# [Extracted material]
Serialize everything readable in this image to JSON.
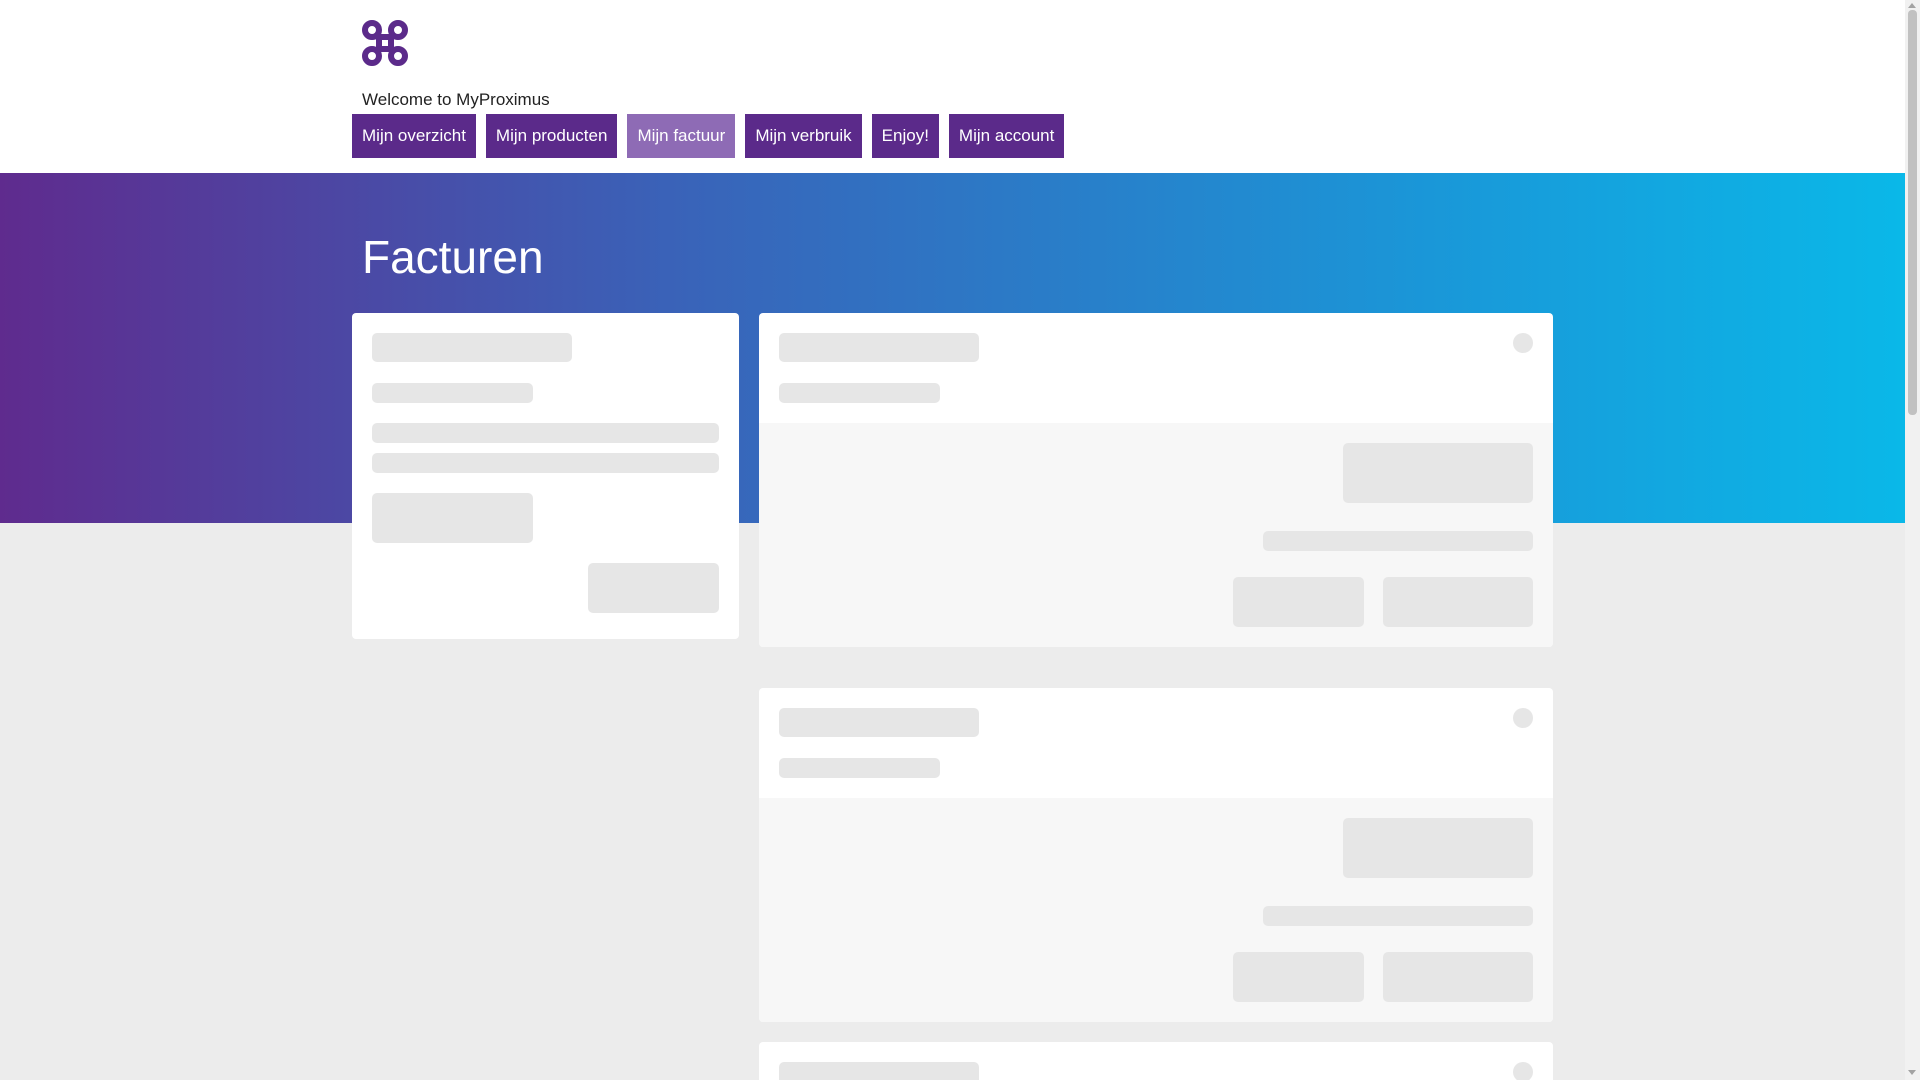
{
  "brand": {
    "logo_icon": "proximus-logo-icon",
    "logo_color": "#5b2a8a",
    "welcome_text": "Welcome to MyProximus"
  },
  "nav": {
    "items": [
      {
        "label": "Mijn overzicht",
        "active": false
      },
      {
        "label": "Mijn producten",
        "active": false
      },
      {
        "label": "Mijn factuur",
        "active": true
      },
      {
        "label": "Mijn verbruik",
        "active": false
      },
      {
        "label": "Enjoy!",
        "active": false
      },
      {
        "label": "Mijn account",
        "active": false
      }
    ]
  },
  "hero": {
    "title": "Facturen",
    "gradient_start": "#5f2b8e",
    "gradient_end": "#0ab8e8"
  },
  "state": {
    "loading": true
  },
  "colors": {
    "nav_bg": "#5b2a8a",
    "nav_active_bg": "#8e6bb5",
    "skeleton": "#e6e6e6",
    "page_bg": "#ececec"
  }
}
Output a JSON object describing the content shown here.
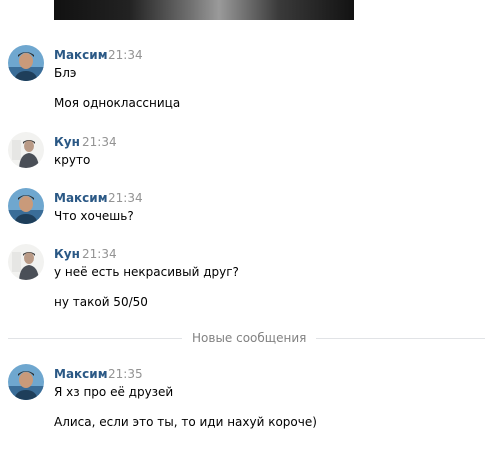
{
  "messages": [
    {
      "author": "Максим",
      "time": "21:34",
      "avatar": "maksim",
      "lines": [
        "Блэ",
        "Моя одноклассница"
      ]
    },
    {
      "author": "Кун",
      "time": "21:34",
      "avatar": "kun",
      "lines": [
        "круто"
      ]
    },
    {
      "author": "Максим",
      "time": "21:34",
      "avatar": "maksim",
      "lines": [
        "Что хочешь?"
      ]
    },
    {
      "author": "Кун",
      "time": "21:34",
      "avatar": "kun",
      "lines": [
        "у неё есть некрасивый друг?",
        "ну такой 50/50"
      ]
    },
    {
      "author": "Максим",
      "time": "21:35",
      "avatar": "maksim",
      "lines": [
        "Я хз про её друзей",
        "Алиса, если это ты, то иди нахуй короче)"
      ]
    }
  ],
  "divider": {
    "label": "Новые сообщения"
  },
  "colors": {
    "author_link": "#2a5885",
    "timestamp": "#939393",
    "divider_text": "#828282",
    "divider_line": "#e1e3e6"
  }
}
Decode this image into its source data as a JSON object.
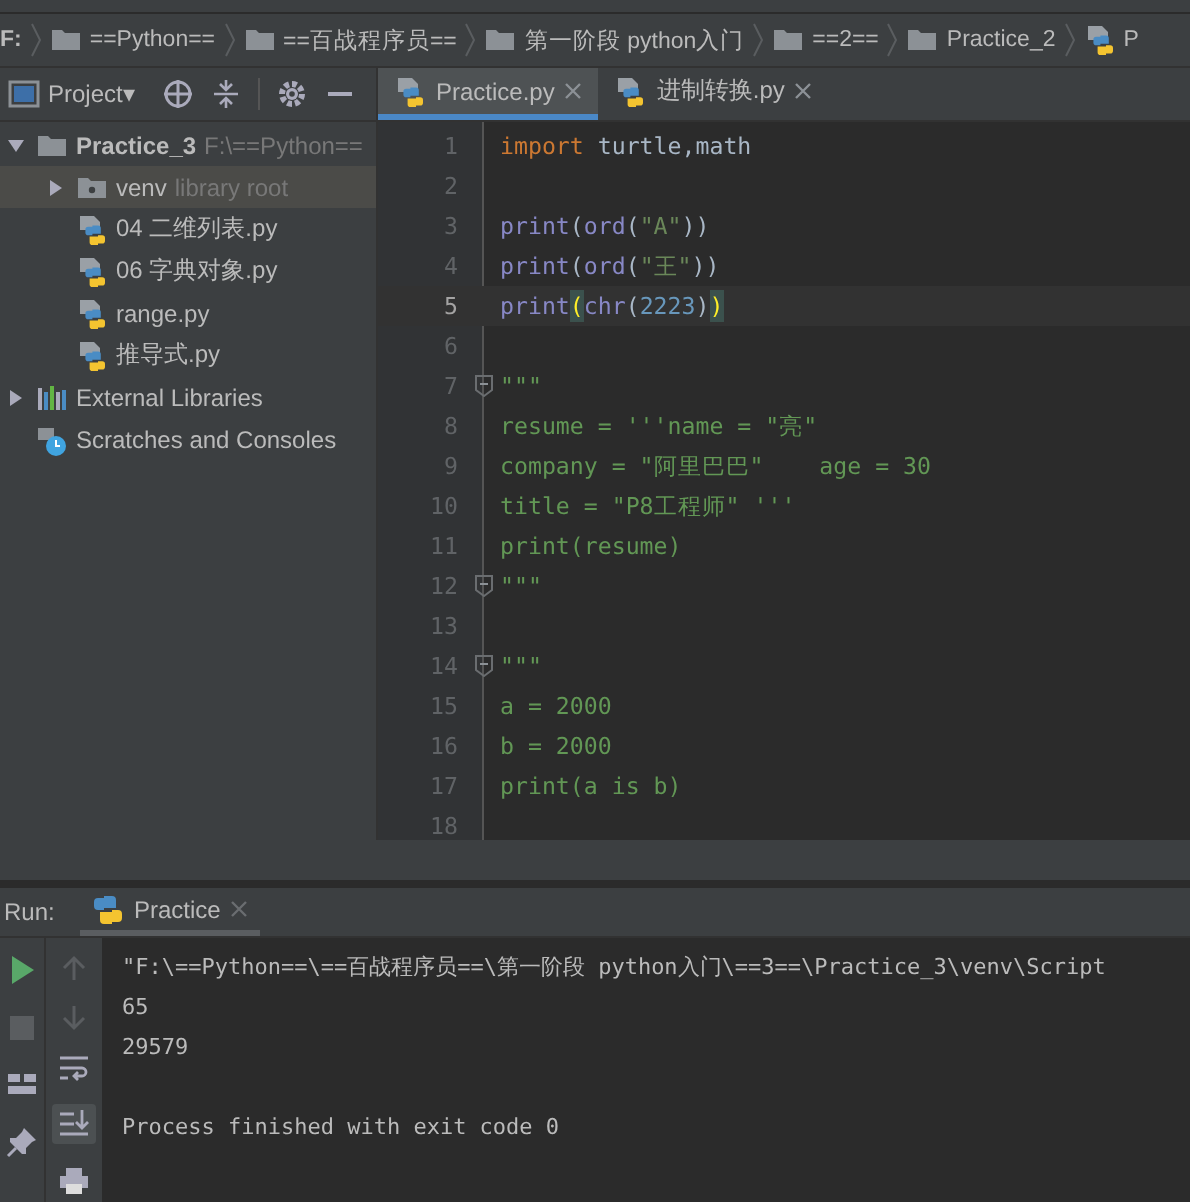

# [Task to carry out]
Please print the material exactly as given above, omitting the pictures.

# [Answer section]
Serialize everything readable in this image to JSON.
{
  "brand": {
    "logo_icon": "proximus-logo-icon",
    "logo_color": "#5b2a8a",
    "welcome_text": "Welcome to MyProximus"
  },
  "nav": {
    "items": [
      {
        "label": "Mijn overzicht",
        "active": false
      },
      {
        "label": "Mijn producten",
        "active": false
      },
      {
        "label": "Mijn factuur",
        "active": true
      },
      {
        "label": "Mijn verbruik",
        "active": false
      },
      {
        "label": "Enjoy!",
        "active": false
      },
      {
        "label": "Mijn account",
        "active": false
      }
    ]
  },
  "hero": {
    "title": "Facturen",
    "gradient_start": "#5f2b8e",
    "gradient_end": "#0ab8e8"
  },
  "state": {
    "loading": true
  },
  "colors": {
    "nav_bg": "#5b2a8a",
    "nav_active_bg": "#8e6bb5",
    "skeleton": "#e6e6e6",
    "page_bg": "#ececec"
  }
}
Output a JSON object describing the content shown here.
{
  "messages": [
    {
      "author": "Максим",
      "time": "21:34",
      "avatar": "maksim",
      "lines": [
        "Блэ",
        "Моя одноклассница"
      ]
    },
    {
      "author": "Кун",
      "time": "21:34",
      "avatar": "kun",
      "lines": [
        "круто"
      ]
    },
    {
      "author": "Максим",
      "time": "21:34",
      "avatar": "maksim",
      "lines": [
        "Что хочешь?"
      ]
    },
    {
      "author": "Кун",
      "time": "21:34",
      "avatar": "kun",
      "lines": [
        "у неё есть некрасивый друг?",
        "ну такой 50/50"
      ]
    },
    {
      "author": "Максим",
      "time": "21:35",
      "avatar": "maksim",
      "lines": [
        "Я хз про её друзей",
        "Алиса, если это ты, то иди нахуй короче)"
      ]
    }
  ],
  "divider": {
    "label": "Новые сообщения"
  },
  "colors": {
    "author_link": "#2a5885",
    "timestamp": "#939393",
    "divider_text": "#828282",
    "divider_line": "#e1e3e6"
  }
}
Decode this image into its source data as a JSON object.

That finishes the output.